> [WHAT THE TASK ASKS] Copy out all lines from the entries below in which "address" occurs.

(STORED DATA begins)

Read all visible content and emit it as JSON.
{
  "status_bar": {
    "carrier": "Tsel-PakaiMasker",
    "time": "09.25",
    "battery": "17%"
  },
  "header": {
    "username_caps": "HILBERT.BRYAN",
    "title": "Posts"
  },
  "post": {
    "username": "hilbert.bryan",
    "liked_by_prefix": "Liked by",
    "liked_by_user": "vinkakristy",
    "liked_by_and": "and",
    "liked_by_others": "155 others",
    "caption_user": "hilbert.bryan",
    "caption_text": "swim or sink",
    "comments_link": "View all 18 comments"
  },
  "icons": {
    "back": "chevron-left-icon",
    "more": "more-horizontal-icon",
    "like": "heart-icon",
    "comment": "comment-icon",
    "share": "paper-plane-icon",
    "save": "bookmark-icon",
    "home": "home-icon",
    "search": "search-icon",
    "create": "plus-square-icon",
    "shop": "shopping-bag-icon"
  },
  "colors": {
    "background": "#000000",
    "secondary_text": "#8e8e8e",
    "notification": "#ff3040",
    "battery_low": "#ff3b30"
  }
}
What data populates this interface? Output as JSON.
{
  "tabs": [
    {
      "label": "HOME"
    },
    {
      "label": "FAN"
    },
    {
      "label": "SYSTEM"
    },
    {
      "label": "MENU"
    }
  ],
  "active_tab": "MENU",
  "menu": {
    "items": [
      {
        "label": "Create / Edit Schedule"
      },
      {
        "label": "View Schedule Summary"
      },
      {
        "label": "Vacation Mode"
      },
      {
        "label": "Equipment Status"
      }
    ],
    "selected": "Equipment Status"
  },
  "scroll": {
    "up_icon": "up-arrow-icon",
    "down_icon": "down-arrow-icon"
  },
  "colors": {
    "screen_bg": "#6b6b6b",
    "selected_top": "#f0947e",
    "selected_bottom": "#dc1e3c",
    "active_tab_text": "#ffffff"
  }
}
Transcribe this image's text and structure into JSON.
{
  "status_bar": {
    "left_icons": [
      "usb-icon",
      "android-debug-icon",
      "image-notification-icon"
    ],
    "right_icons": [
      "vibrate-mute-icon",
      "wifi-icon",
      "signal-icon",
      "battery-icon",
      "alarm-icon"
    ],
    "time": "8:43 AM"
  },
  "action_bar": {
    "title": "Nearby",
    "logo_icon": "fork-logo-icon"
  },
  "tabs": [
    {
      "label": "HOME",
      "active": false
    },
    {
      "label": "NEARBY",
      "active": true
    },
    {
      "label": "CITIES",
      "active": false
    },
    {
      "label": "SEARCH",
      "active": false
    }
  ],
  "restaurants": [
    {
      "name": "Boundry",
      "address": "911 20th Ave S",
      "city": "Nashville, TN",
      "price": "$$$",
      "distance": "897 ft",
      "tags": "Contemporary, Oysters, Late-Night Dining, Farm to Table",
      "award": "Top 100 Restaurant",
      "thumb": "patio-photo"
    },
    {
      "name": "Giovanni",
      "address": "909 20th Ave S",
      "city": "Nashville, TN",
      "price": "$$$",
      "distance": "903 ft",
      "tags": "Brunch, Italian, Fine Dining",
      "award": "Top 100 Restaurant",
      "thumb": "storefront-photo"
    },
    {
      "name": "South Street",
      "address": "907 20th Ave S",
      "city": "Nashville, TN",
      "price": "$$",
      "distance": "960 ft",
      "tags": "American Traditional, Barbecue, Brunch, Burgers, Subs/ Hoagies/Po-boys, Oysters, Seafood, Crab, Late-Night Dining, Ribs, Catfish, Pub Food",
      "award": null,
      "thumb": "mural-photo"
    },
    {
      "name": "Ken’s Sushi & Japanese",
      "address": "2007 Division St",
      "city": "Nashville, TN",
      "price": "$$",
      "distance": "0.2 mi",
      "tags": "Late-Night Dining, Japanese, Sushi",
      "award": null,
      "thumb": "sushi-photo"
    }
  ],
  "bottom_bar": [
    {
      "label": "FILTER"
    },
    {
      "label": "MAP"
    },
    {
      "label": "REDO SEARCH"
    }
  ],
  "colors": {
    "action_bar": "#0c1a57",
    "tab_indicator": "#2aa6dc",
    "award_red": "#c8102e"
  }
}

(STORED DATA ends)

> [REPLY]
      "address": "911 20th Ave S",
      "address": "909 20th Ave S",
      "address": "907 20th Ave S",
      "address": "2007 Division St",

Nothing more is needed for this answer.